Fast forward just a few weeks: lockdown had hit, concerts across the country were cancelled, our own business had changed dramatically, more so than any of us could have imagined. In times like these, there is only one thing to do: set your mind to the wind and sail into the storm. Our close bond with the orchestra had been made and it was therefore perfectly natural to say, the opportunity lies before us, let’s work together on a new gin, a gin for the orchestra, a chance to provide a small but vital contribution to their important work. 2020 also marked the 75th anniversary of the Philharmonia and so it was very timely to work on an exciting project to celebrate all that is excellent in live music-making.

The Orchestra at the Royal Festival Hall

When creating a gin, I need to feel a connection, and a historic one makes for easy inspiration. London was firmly in my mind when creating it and how the Thames, that great artery into the city, was once the blood line that fed commerce. From this trade, the British connection with exotic fruits has many historic roots; Nell Gwynne, daughter of the Welsh Marches, was famous for selling her oranges in London theatres. As was a little Peruvian bear who enjoyed nothing better than a Seville marmalade sandwich: Paddington. The bronze statue of Paddington sits in Paddington station, and when I arrive in London on the GWR, I often give a nod to my fellow bear, from whom my own nickname Wardington Bear is derived.

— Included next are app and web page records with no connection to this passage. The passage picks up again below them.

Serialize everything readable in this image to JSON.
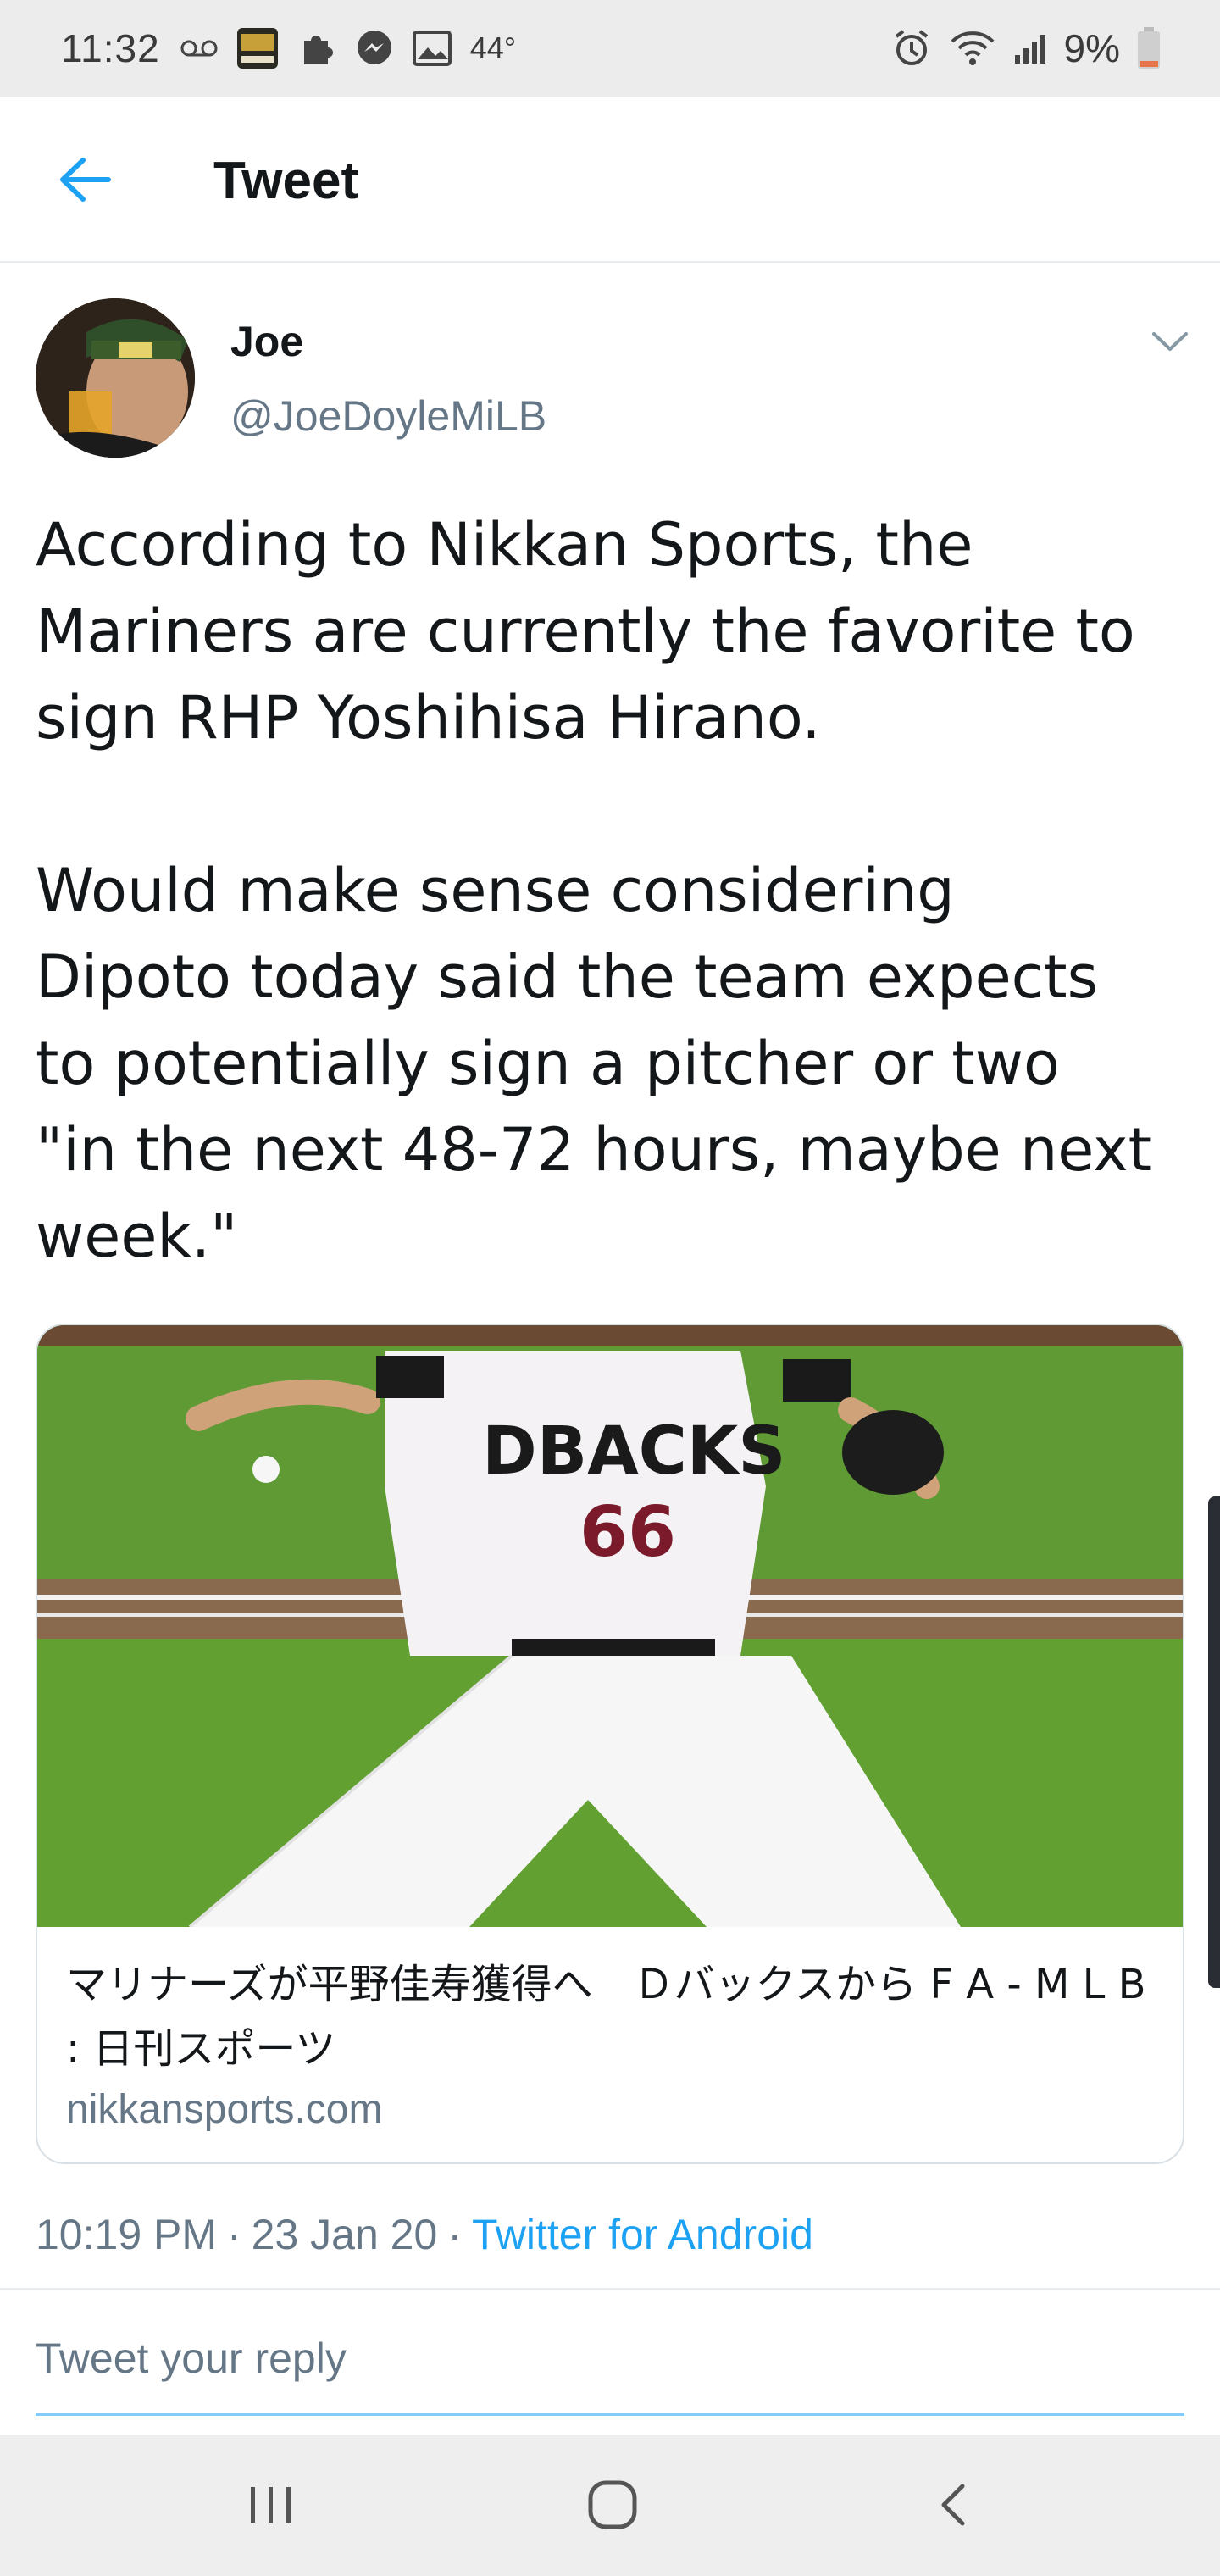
{
  "status_bar": {
    "time": "11:32",
    "temperature": "44°",
    "battery": "9%"
  },
  "header": {
    "title": "Tweet"
  },
  "tweet": {
    "author_name": "Joe",
    "author_handle": "@JoeDoyleMiLB",
    "text": "According to Nikkan Sports, the\nMariners are currently the favorite to\nsign RHP Yoshihisa Hirano.\n\nWould make sense considering\nDipoto today said the team expects\nto potentially sign a pitcher or two\n\"in the next 48-72 hours, maybe next\nweek.\"",
    "card": {
      "caption": "マリナーズが平野佳寿獲得へ　Ｄバックスから F A - M L B : 日刊スポーツ",
      "domain": "nikkansports.com",
      "image_jersey_text": "DBACKS",
      "image_jersey_number": "66"
    },
    "time": "10:19 PM",
    "date": "23 Jan 20",
    "separator": "·",
    "source": "Twitter for Android"
  },
  "reply": {
    "placeholder": "Tweet your reply"
  },
  "colors": {
    "accent": "#1da1f2",
    "secondary_text": "#657786",
    "primary_text": "#14171a"
  }
}
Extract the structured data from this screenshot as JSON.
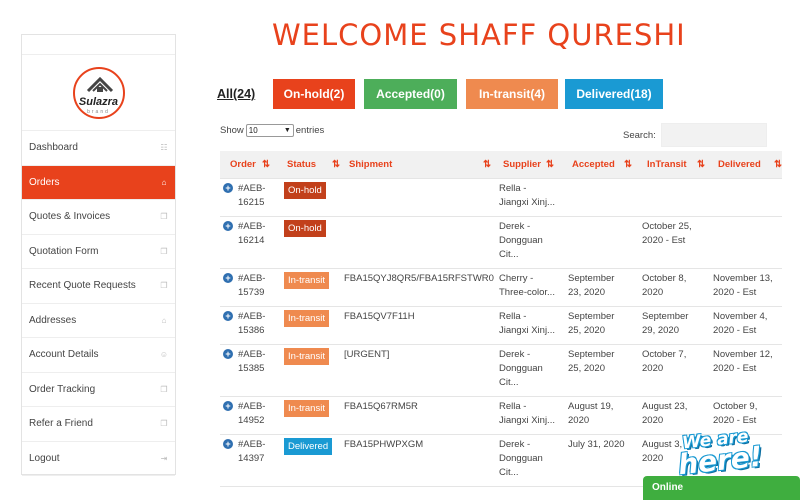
{
  "brand": {
    "name": "Sulazra",
    "tagline": "brand"
  },
  "sidebar": {
    "items": [
      {
        "label": "Dashboard",
        "icon": "dashboard-icon",
        "glyph": "☷"
      },
      {
        "label": "Orders",
        "icon": "basket-icon",
        "glyph": "⌂",
        "active": true
      },
      {
        "label": "Quotes & Invoices",
        "icon": "document-icon",
        "glyph": "❐"
      },
      {
        "label": "Quotation Form",
        "icon": "document-icon",
        "glyph": "❐"
      },
      {
        "label": "Recent Quote Requests",
        "icon": "document-icon",
        "glyph": "❐"
      },
      {
        "label": "Addresses",
        "icon": "home-icon",
        "glyph": "⌂"
      },
      {
        "label": "Account Details",
        "icon": "user-icon",
        "glyph": "☺"
      },
      {
        "label": "Order Tracking",
        "icon": "document-icon",
        "glyph": "❐"
      },
      {
        "label": "Refer a Friend",
        "icon": "document-icon",
        "glyph": "❐"
      },
      {
        "label": "Logout",
        "icon": "logout-icon",
        "glyph": "⇥"
      }
    ]
  },
  "header": {
    "title": "WELCOME SHAFF QURESHI"
  },
  "filters": [
    {
      "label": "All(24)",
      "kind": "all"
    },
    {
      "label": "On-hold(2)",
      "kind": "onhold"
    },
    {
      "label": "Accepted(0)",
      "kind": "accepted"
    },
    {
      "label": "In-transit(4)",
      "kind": "transit"
    },
    {
      "label": "Delivered(18)",
      "kind": "delivered"
    }
  ],
  "table_controls": {
    "show_label": "Show",
    "entries_value": "10",
    "entries_label": "entries",
    "search_label": "Search:"
  },
  "table": {
    "columns": [
      "Order",
      "Status",
      "Shipment",
      "Supplier",
      "Accepted",
      "InTransit",
      "Delivered"
    ],
    "rows": [
      {
        "order": [
          "#AEB-",
          "16215"
        ],
        "status": "On-hold",
        "status_kind": "onhold",
        "shipment": "",
        "supplier": [
          "Rella -",
          "Jiangxi Xinj..."
        ],
        "accepted": [],
        "intransit": [],
        "delivered": []
      },
      {
        "order": [
          "#AEB-",
          "16214"
        ],
        "status": "On-hold",
        "status_kind": "onhold",
        "shipment": "",
        "supplier": [
          "Derek -",
          "Dongguan",
          "Cit..."
        ],
        "accepted": [],
        "intransit": [
          "October 25,",
          "2020 - Est"
        ],
        "delivered": []
      },
      {
        "order": [
          "#AEB-",
          "15739"
        ],
        "status": "In-transit",
        "status_kind": "transit",
        "shipment": "FBA15QYJ8QR5/FBA15RFSTWR0",
        "supplier": [
          "Cherry -",
          "Three-color..."
        ],
        "accepted": [
          "September",
          "23, 2020"
        ],
        "intransit": [
          "October 8,",
          "2020"
        ],
        "delivered": [
          "November 13,",
          "2020 - Est"
        ]
      },
      {
        "order": [
          "#AEB-",
          "15386"
        ],
        "status": "In-transit",
        "status_kind": "transit",
        "shipment": "FBA15QV7F11H",
        "supplier": [
          "Rella -",
          "Jiangxi Xinj..."
        ],
        "accepted": [
          "September",
          "25, 2020"
        ],
        "intransit": [
          "September",
          "29, 2020"
        ],
        "delivered": [
          "November 4,",
          "2020 - Est"
        ]
      },
      {
        "order": [
          "#AEB-",
          "15385"
        ],
        "status": "In-transit",
        "status_kind": "transit",
        "shipment": "[URGENT]",
        "supplier": [
          "Derek -",
          "Dongguan",
          "Cit..."
        ],
        "accepted": [
          "September",
          "25, 2020"
        ],
        "intransit": [
          "October 7,",
          "2020"
        ],
        "delivered": [
          "November 12,",
          "2020 - Est"
        ]
      },
      {
        "order": [
          "#AEB-",
          "14952"
        ],
        "status": "In-transit",
        "status_kind": "transit",
        "shipment": "FBA15Q67RM5R",
        "supplier": [
          "Rella -",
          "Jiangxi Xinj..."
        ],
        "accepted": [
          "August 19,",
          "2020"
        ],
        "intransit": [
          "August 23,",
          "2020"
        ],
        "delivered": [
          "October 9,",
          "2020 - Est"
        ]
      },
      {
        "order": [
          "#AEB-",
          "14397"
        ],
        "status": "Delivered",
        "status_kind": "delivered",
        "shipment": "FBA15PHWPXGM",
        "supplier": [
          "Derek -",
          "Dongguan",
          "Cit..."
        ],
        "accepted": [
          "July 31, 2020"
        ],
        "intransit": [
          "August 3,",
          "2020"
        ],
        "delivered": []
      }
    ]
  },
  "chat": {
    "badge_line1": "We are",
    "badge_line2": "here!",
    "status": "Online"
  },
  "colors": {
    "accent": "#e8421c",
    "accepted": "#4dae5a",
    "transit": "#ef8a4f",
    "delivered": "#1a9ad3",
    "chat": "#3fae3f"
  }
}
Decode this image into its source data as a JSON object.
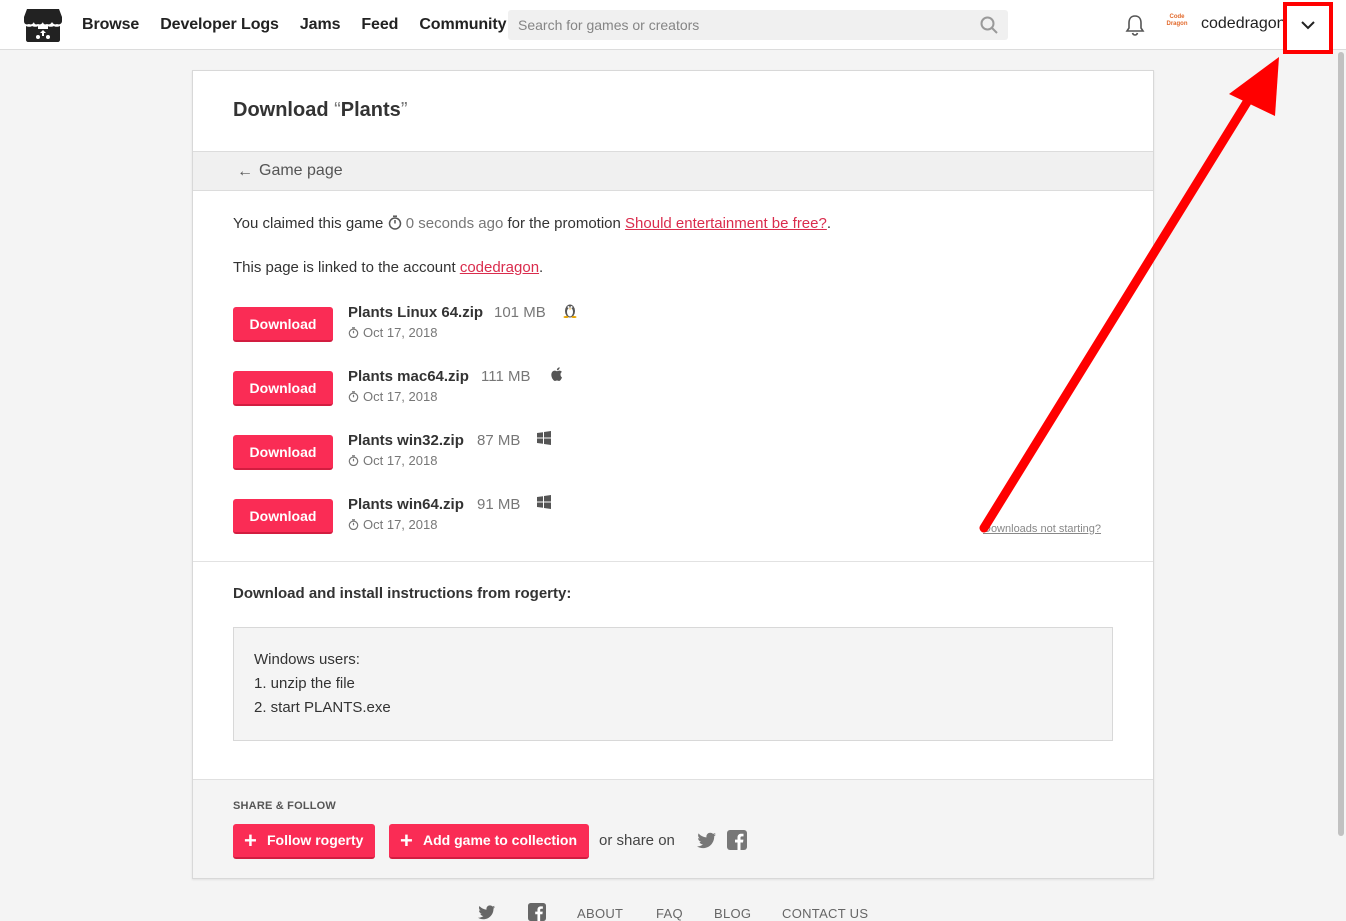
{
  "header": {
    "nav": [
      "Browse",
      "Developer Logs",
      "Jams",
      "Feed",
      "Community"
    ],
    "search_placeholder": "Search for games or creators",
    "username": "codedragon",
    "avatar_text": "Code Dragon"
  },
  "page": {
    "title_prefix": "Download ",
    "open_quote": "“",
    "game_name": "Plants",
    "close_quote": "”",
    "back_arrow": "←",
    "back_label": "Game page",
    "claim_prefix": "You claimed this game ",
    "claim_time": "0 seconds ago",
    "claim_mid": " for the promotion ",
    "claim_link": "Should entertainment be free?",
    "claim_suffix": ".",
    "linked_prefix": "This page is linked to the account ",
    "linked_account": "codedragon",
    "linked_suffix": ".",
    "download_label": "Download",
    "uploads": [
      {
        "name": "Plants Linux 64.zip",
        "size": "101 MB",
        "platform": "linux-icon",
        "date": "Oct 17, 2018"
      },
      {
        "name": "Plants mac64.zip",
        "size": "111 MB",
        "platform": "apple-icon",
        "date": "Oct 17, 2018"
      },
      {
        "name": "Plants win32.zip",
        "size": "87 MB",
        "platform": "windows-icon",
        "date": "Oct 17, 2018"
      },
      {
        "name": "Plants win64.zip",
        "size": "91 MB",
        "platform": "windows-icon",
        "date": "Oct 17, 2018"
      }
    ],
    "not_starting": "Downloads not starting?",
    "instructions_title": "Download and install instructions from rogerty:",
    "instructions_lines": [
      "Windows users:",
      "1. unzip the file",
      "2. start PLANTS.exe"
    ]
  },
  "share": {
    "title": "SHARE & FOLLOW",
    "follow_label": "Follow rogerty",
    "collection_label": "Add game to collection",
    "or_share": "or share on"
  },
  "footer": {
    "links": [
      "ABOUT",
      "FAQ",
      "BLOG",
      "CONTACT US"
    ]
  },
  "colors": {
    "accent": "#fa2c55",
    "link": "#da2c4d",
    "annotation": "#ff0000"
  }
}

Seville oranges were therefore a natural choice; my cousin Paddington would have been proud. I can imagine now the ships docking with the cargos of dried peels for the gin distillers of London. The docklands must have been an extremely interesting area, with fragrances of spices and commodities filling the air. The ‘big four’ botanicals, as they are known in the gin world, are juniper, coriander, angelica and orris. These form the backbone of all of our Ludlow gins, they’re like the four sections of the orchestra: strings, woodwind, brass and percussion.

But what of the soloists? Well, the imports of the spice trade would have provided exciting potential for the London distillers to give their individual gins something of an edge. For our own creation, we’ve added cassia bark – strong cinnamon-like notes; grains of paradise – a touch of heat; and liquorice – actually known as distillers’ sugar as it’s fifty times sweeter than cane sugar. The gentle aromatic spices and heat are the perfect partner to the bitter Seville orange, the liquorice adding just a touch of sweetness to achieve the perfect balance.

After months of thinking and meetings, I committed the botanicals to the still, to see what my idea would produce. In those lockdown times, a zoom gin tasting with three players from the orchestra was an interesting distraction in dark times. As ever, I like to keep my own powder dry, but I was very proud of what I’d created – two contrasting versions had been dispatched, one lighter, one more intense. Much fun was had that evening; both players and office staff joined us for an introduction into the world of distilling and then the blind tasting. The intense version was chosen, by an almost overwhelming majority, interestingly the one I felt was best too. And so the Philharmonia London Dry Gin was born.

Music has an ability to change lives. From the very birth of time humans have gathered together made music, danced and felt a mutual bond. In our current difficult circumstances, the online presence of the Philharmonia brought much needed comfort and connection. The summer of 2021 has brought much joy as concert halls have begun to reopen. We were lucky enough be at the first live concert with the Philharmonia recently, what joy!  The summer promises even more delights with the Three Choirs Festival set to run at Worcester from Saturday 24 July to Sunday 1 August. We’ll be running a gin bar in the cathedral close, and Philharmonia gin will be featuring, so pop along for a drink and support the orchestra by buying a bottle; we look forward to meeting you. Chin, chin!

Two bottles of Philharmonia Gin and a glass on top of a piano next to a season programme, fairy lights in the background

Bottles of Philharmonia Gin